According to experts, currently more than 33 million people are living with diabetes in Pakistan, home to the highest number of adult population affected by the chronic disease in the world.
Under the study, IDF researchers collected data from people living with diabetes across Africa, Asia, Europe and South America to understand the level of awareness and impact of diabetes-related complications.
The survey reveals that almost all (97 per cent) of those surveyed in Pakistan had experienced one or more diabetes complications, with over a quarter (26 per cent) having experienced heart disease as one of them.
According to the study, diabetes-related complications can be serious and, in some cases, life-threatening. They include damage to the heart, eyes, kidneys and feet.
“The risk of complications places significant stress on people living with diabetes as more than two-fifths (43 per cent) of respondents in Pakistan say they worry most days about developing diabetes-related complications,” it says.
The risk of complications, it emphasises, could be significantly reduced through early detection, timely treatment and informed self-care.
When asked about preventing their complications, nine in 10 respondents (94 per cent) in Pakistan believed they could have done more while four-fifths (83 per cent) thought their healthcare provider could have done more.
Commenting on the research findings, Prof Abdul Basit, director of the Baqai Institute of Diabetology & Endocrinology, said: “Complications are affecting the lives of too many people living with diabetes in Pakistan. More needs to be done to improve diabetes awareness and provide education to support the early detection and management of complications. What we have learned offers a stark reminder that diabetes often goes undetected until one or more complications have occurred.”
He underscored the need for getting the right information and care that could significantly reduce the risk of complications.
Furthermore, Prof Basit shared, there were several steps that people at risk of developing type 2 diabetes could take to delay or prevent the onset of the condition altogether. “The key is to know your level of risk, know what you should be looking for and know how to respond.”
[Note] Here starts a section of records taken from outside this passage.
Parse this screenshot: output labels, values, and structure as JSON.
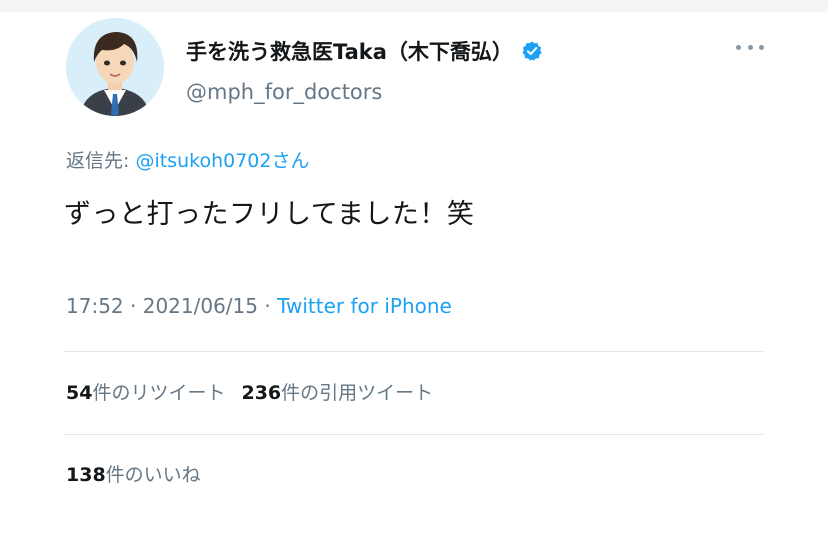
{
  "tweet": {
    "display_name": "手を洗う救急医Taka（木下喬弘）",
    "handle": "@mph_for_doctors",
    "reply_prefix": "返信先: ",
    "reply_to": "@itsukoh0702さん",
    "text": "ずっと打ったフリしてました！笑",
    "time": "17:52",
    "date": "2021/06/15",
    "separator": " · ",
    "source": "Twitter for iPhone"
  },
  "stats": {
    "retweets_count": "54",
    "retweets_label": "件のリツイート",
    "quotes_count": "236",
    "quotes_label": "件の引用ツイート",
    "likes_count": "138",
    "likes_label": "件のいいね"
  },
  "icons": {
    "verified": "verified-badge-icon",
    "more": "more-options-icon",
    "avatar": "avatar-illustration"
  },
  "colors": {
    "link": "#1da1f2",
    "secondary_text": "#657786",
    "primary_text": "#14171a",
    "divider": "#e1e8ed"
  }
}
According to the IDF, there are several risk factors that increase the chance of developing type 2 diabetes. These include positive family history, weight, age, ethnicity, inactivity, and diabetes during pregnancy, some of which can be reduced through healthy eating habits and increased physical activity.
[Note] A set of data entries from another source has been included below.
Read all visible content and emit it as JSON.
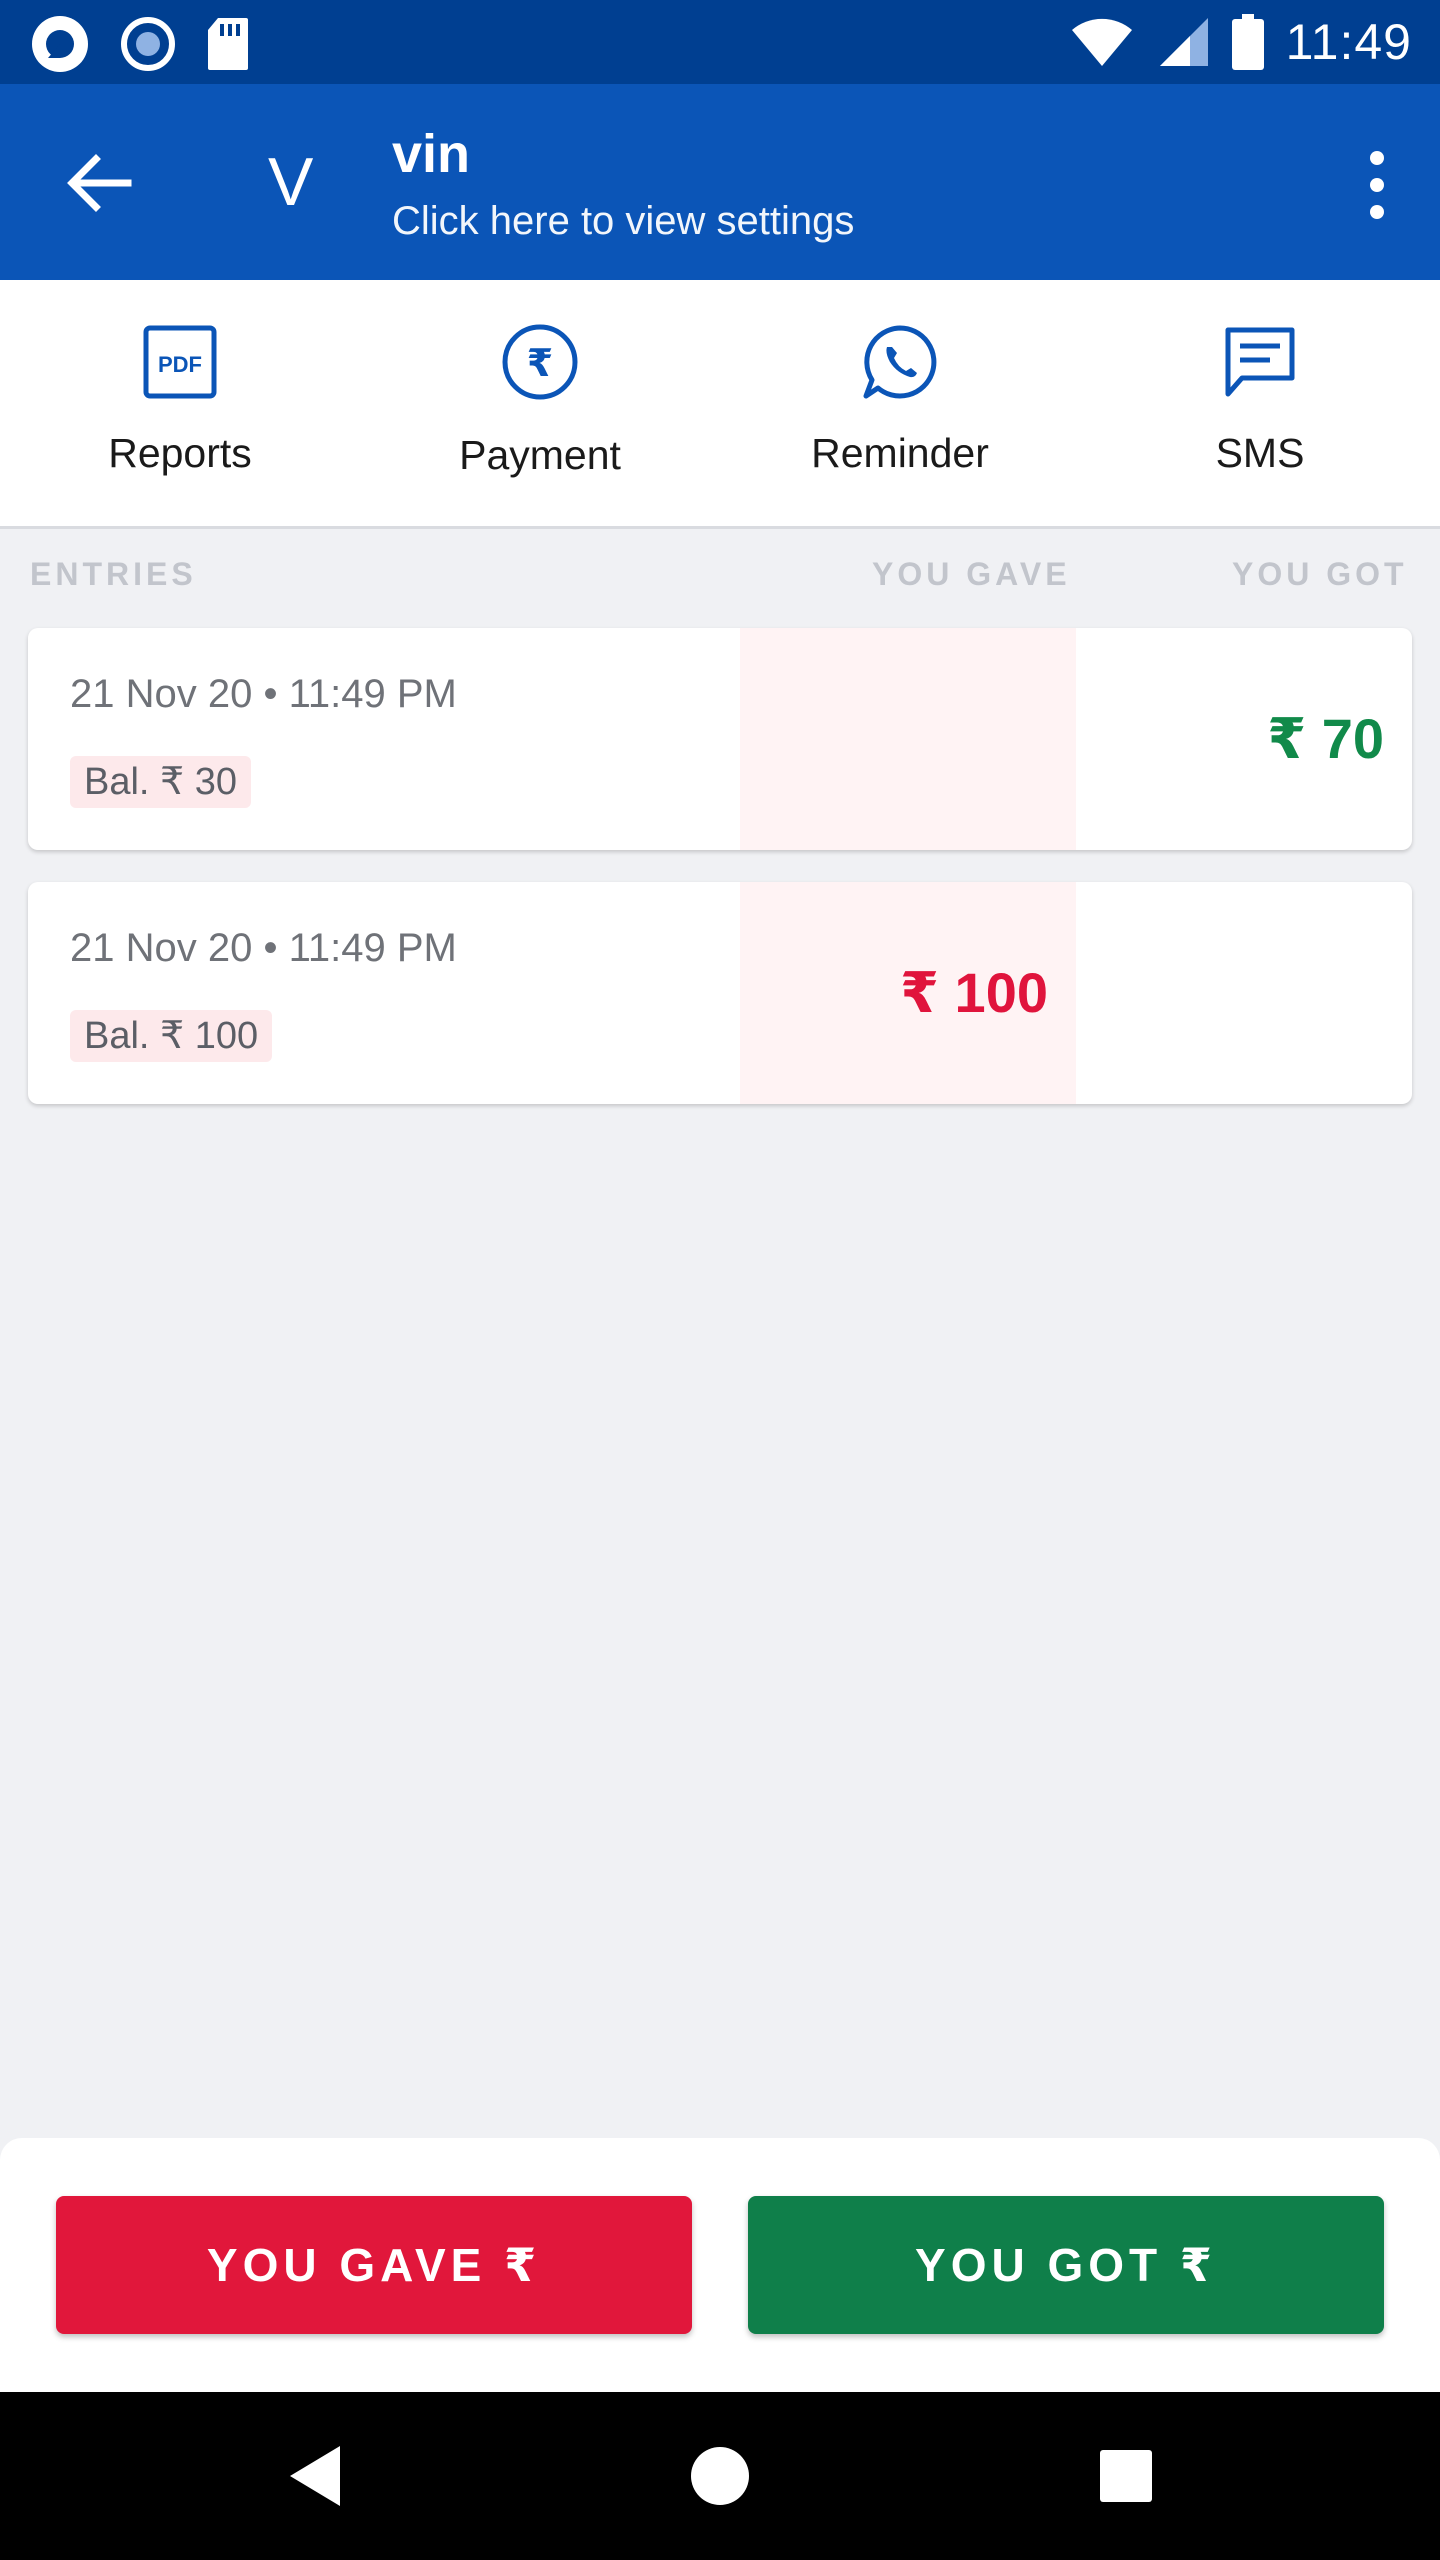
{
  "status_bar": {
    "time": "11:49",
    "left_icons": [
      "app-notification-icon",
      "record-icon",
      "sd-card-icon"
    ],
    "right_icons": [
      "wifi-icon",
      "cell-signal-icon",
      "battery-icon"
    ]
  },
  "header": {
    "avatar_letter": "V",
    "name": "vin",
    "subtitle": "Click here to view settings",
    "color": "#0b55b7"
  },
  "actions": [
    {
      "label": "Reports",
      "icon": "pdf-icon"
    },
    {
      "label": "Payment",
      "icon": "rupee-circle-icon"
    },
    {
      "label": "Reminder",
      "icon": "whatsapp-icon"
    },
    {
      "label": "SMS",
      "icon": "message-icon"
    }
  ],
  "columns": {
    "entries": "ENTRIES",
    "you_gave": "YOU GAVE",
    "you_got": "YOU GOT"
  },
  "entries": [
    {
      "datetime": "21 Nov 20 • 11:49 PM",
      "balance": "Bal. ₹ 30",
      "gave": "",
      "got": "₹ 70"
    },
    {
      "datetime": "21 Nov 20 • 11:49 PM",
      "balance": "Bal. ₹ 100",
      "gave": "₹ 100",
      "got": ""
    }
  ],
  "buttons": {
    "you_gave": "YOU GAVE ₹",
    "you_got": "YOU GOT ₹"
  },
  "colors": {
    "gave": "#e1173b",
    "got": "#0f7f4a",
    "status_bar": "#003f91"
  },
  "nav_bar": [
    "back-triangle-icon",
    "home-circle-icon",
    "recents-square-icon"
  ]
}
Improving understanding and awareness of the risk factors is therefore important to support prevention, early diagnosis and timely treatment.
Type 2 diabetes, which accounts for over 90 per cent of all cases of diabetes, often develops silently, with symptoms that may go unnoticed. As a result, many people with the condition, more than 50 per cent in some countries, are not diagnosed and, as the research suggests, complications are already present when diabetes is diagnosed.
Unfortunately, despite the prevalence of diabetes-related complications in Pakistan, over a third (34 per cent) of those living with diabetes in the country didn’t receive information about complications at the point of diagnosis. The most common complications experienced in Pakistan were foot (55 per cent), eye (57 per cent), and oral health (53 per cent) problems.
“For those without access to the right support, diabetes and its complications can seriously impact day-to-day life and even become life-threatening. That is why the IDF is committed to improving awareness of how best to manage the condition, helping people with diabetes to understand their risk and improving access to the best available care,” Prof Basit said.
Healthcare professionals must be equipped with the knowledge and resources to diagnose diabetes early and provide appropriate support, he added.
Published in Dawn, November 14th, 2023